Children love to play and they learn their first lessons through touch. Look back on your own childhood and ask yourself how often you were caught climbing trees and any other object you could reach. Swings and slides give children an outlet for their energy while luring them away from the static habits of TV and video games. Although high-quality, educational shows and games do have their benefits, they cannot replace the fun and necessity of time outdoors.
Swings are something children of all ages enjoy. The first time a child is placed on a swing, they almost always fall into fits of hysterical laughter. Imagine the bonding moments you and your young one would share if you build a swing and climbing set in your backyard. Today, there are sets made of safe, reliable plastic that have none of the issues found in traditional wood sets. The difference in material also makes them more cost-effective, meaning even the tightest budget can handle giving a child the fun he or she needs to develop.
Playing Increases Intelligence
Exercise is great for your body and mind, especially as the mind of a child is still developing. After a long day at school, sitting still and concentrating on paperwork, play outside on a swing and slide set will do them a world of good. Outdoor play was scientifically proven to be healthy and children who played outside more often also performed better in literacy, numeracy, critical thinking and listening. Every time you let children out to play, especially when they can do so with other children their age, you aid in their development by measurable factors.
It is Healthy
Active play on and around climbing frames, swings, and slides improve a child’s coordination, balance, and agility. Children that regularly climb up and jump down learn how to handle depth differences and have a lower fear of heights than others. Swings and slides keep a child in motion, resulting in a more developed muscular system, along with more strength, agility, and endurance. A lack of exercise may lead to a weaker child, decreased balance, vertigo, stiff muscles, and more.

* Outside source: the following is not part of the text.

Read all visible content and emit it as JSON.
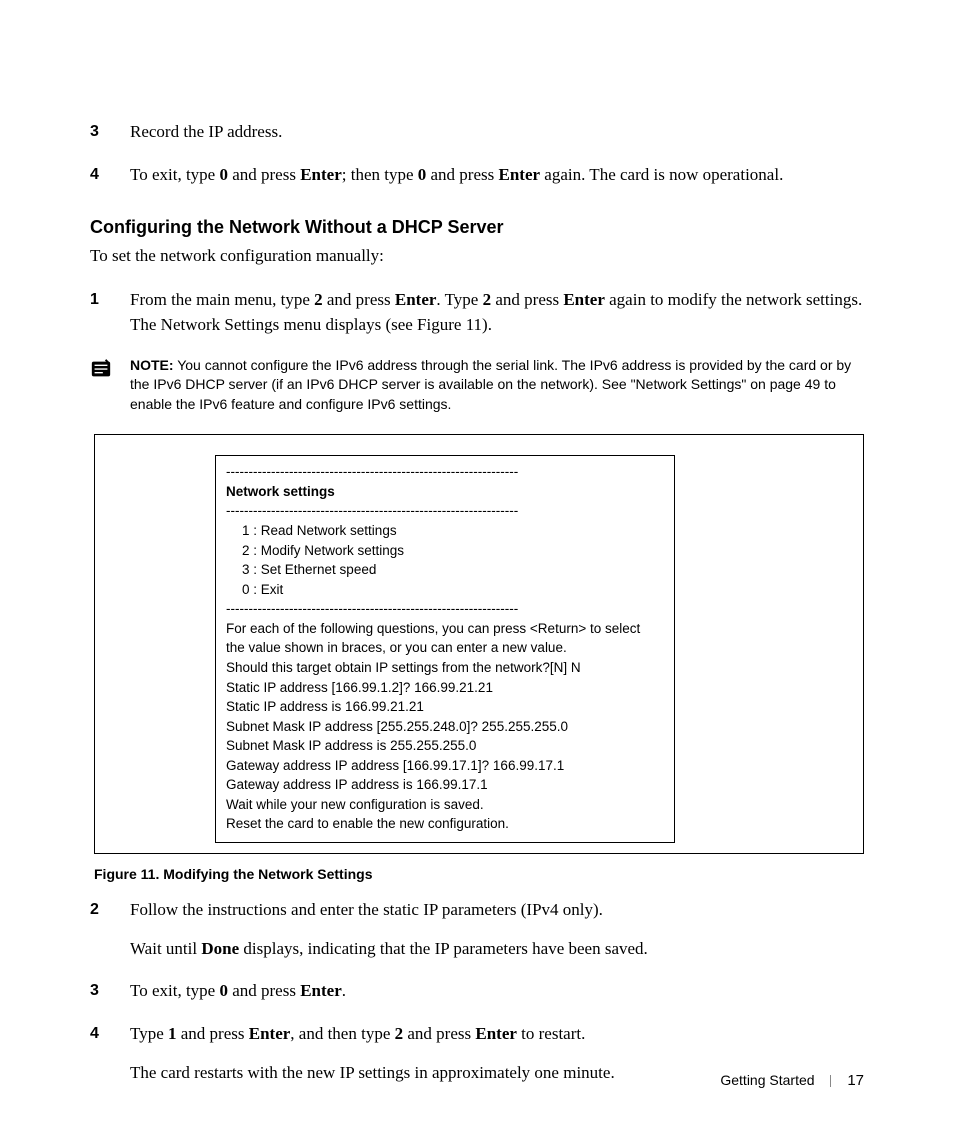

Makes a Real Difference in the Long Term
In the long term, playing outside is healthier for children and will positively affect the way they grow and develop. Through outdoor play, children are exposed to more contaminants and thus grow stronger immune systems. Studies also found that children who played often while young had a much lower risk of diseases such as heart disease, diabetes, and osteoporosis as they became adults. A Dutch study taken recently found that one in three children were not being given the appropriate levels of vitamin D, which can cause weaker bones and immune systems, among other issues. Children who are out and in the sun often did not have such issues.
When children play outdoors with others their age, such as friends from school or their siblings, they begin to develop better social skills. It is when they play that they learn what is and is not acceptable to do to one another. For example, they learn to take turns, form teams for games and more. It is during this crucial time that they learn how to work together and compete against one another. Self-confidence, emotional stability, endurance and how to handle a fall are all things they learn and develop through play with others.